Data about app and page elements
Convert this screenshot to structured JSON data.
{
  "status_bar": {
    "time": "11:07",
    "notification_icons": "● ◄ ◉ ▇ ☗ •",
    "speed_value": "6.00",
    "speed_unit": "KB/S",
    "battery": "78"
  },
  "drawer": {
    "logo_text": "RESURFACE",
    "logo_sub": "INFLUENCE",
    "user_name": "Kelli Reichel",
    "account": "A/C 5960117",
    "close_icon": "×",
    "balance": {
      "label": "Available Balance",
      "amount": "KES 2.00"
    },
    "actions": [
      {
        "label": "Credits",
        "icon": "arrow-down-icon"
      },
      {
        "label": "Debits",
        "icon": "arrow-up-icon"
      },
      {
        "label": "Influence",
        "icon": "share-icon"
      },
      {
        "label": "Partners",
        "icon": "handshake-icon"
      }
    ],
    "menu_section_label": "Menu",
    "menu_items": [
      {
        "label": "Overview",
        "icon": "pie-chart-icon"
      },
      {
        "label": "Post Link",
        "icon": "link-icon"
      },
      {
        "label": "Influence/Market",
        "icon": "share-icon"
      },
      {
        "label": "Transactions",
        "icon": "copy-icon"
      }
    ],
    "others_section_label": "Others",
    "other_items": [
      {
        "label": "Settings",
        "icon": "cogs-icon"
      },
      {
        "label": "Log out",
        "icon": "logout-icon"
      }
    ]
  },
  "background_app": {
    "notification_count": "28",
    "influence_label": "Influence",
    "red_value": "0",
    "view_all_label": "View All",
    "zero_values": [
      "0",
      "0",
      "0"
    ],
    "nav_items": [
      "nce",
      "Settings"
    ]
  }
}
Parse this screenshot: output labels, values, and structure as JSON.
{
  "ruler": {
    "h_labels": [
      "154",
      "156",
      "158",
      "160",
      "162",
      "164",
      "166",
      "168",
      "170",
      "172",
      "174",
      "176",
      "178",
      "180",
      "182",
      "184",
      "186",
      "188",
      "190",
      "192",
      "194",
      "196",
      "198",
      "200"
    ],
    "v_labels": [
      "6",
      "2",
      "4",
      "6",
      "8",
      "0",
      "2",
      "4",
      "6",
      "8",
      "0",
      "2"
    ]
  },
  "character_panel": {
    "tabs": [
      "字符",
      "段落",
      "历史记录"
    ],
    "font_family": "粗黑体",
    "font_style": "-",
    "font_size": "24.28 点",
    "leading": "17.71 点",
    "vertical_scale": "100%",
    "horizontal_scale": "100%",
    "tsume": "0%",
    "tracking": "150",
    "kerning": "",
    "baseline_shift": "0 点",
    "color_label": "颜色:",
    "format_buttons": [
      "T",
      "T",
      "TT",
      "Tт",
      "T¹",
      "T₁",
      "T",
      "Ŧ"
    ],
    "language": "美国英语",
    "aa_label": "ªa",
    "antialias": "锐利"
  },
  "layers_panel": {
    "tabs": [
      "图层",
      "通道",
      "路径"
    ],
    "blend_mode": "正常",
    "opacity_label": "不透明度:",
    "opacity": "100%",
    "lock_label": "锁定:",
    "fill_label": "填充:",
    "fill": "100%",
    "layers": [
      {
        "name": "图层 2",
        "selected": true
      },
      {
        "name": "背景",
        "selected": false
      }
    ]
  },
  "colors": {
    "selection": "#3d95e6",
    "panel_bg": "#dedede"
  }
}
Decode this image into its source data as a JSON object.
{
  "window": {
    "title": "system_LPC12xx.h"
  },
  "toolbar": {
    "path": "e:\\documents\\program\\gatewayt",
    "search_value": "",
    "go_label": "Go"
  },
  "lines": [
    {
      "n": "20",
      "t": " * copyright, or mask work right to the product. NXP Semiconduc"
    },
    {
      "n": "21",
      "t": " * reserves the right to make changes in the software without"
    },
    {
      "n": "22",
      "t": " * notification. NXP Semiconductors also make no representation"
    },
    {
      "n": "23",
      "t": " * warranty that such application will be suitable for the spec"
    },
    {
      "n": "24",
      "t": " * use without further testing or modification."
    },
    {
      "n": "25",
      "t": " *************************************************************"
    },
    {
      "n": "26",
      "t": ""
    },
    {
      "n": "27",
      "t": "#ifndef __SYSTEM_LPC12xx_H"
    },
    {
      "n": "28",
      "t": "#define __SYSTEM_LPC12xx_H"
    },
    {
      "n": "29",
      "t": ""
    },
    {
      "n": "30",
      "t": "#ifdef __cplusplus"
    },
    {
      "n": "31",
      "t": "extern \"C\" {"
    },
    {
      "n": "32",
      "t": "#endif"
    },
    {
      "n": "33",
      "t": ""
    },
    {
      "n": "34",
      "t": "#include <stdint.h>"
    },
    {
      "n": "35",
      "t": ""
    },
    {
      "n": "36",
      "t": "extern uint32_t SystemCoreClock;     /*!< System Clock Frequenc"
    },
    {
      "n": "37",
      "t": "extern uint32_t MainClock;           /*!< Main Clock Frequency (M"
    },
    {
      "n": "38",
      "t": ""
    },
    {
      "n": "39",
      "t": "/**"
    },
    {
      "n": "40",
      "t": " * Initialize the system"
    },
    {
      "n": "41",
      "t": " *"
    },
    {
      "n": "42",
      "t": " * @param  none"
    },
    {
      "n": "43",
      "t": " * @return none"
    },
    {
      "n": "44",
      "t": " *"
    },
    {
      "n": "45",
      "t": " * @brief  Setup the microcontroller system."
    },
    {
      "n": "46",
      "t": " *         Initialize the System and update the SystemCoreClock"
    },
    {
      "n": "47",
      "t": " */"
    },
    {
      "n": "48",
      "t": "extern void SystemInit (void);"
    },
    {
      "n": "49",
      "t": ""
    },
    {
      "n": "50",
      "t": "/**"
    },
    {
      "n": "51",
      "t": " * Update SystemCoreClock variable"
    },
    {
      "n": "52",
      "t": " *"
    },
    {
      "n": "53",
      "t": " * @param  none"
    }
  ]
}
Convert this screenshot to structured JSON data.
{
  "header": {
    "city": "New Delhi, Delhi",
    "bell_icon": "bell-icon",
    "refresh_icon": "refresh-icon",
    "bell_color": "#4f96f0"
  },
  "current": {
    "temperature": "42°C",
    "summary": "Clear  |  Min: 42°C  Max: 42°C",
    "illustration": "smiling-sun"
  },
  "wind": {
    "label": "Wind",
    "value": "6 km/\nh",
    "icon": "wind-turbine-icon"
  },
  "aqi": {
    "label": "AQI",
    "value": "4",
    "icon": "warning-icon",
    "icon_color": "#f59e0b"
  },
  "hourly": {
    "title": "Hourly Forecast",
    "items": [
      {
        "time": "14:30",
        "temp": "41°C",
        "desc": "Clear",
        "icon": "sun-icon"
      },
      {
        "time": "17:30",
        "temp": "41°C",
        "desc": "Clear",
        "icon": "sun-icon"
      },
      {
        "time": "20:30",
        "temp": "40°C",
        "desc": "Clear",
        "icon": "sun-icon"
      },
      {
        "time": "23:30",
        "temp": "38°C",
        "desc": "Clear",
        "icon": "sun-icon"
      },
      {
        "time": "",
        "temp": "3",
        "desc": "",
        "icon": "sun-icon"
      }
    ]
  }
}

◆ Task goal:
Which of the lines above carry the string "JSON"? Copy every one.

◆ The answer:
Convert this screenshot to structured JSON data.
Parse this screenshot: output labels, values, and structure as JSON.
Decode this image into its source data as a JSON object.
Convert this screenshot to structured JSON data.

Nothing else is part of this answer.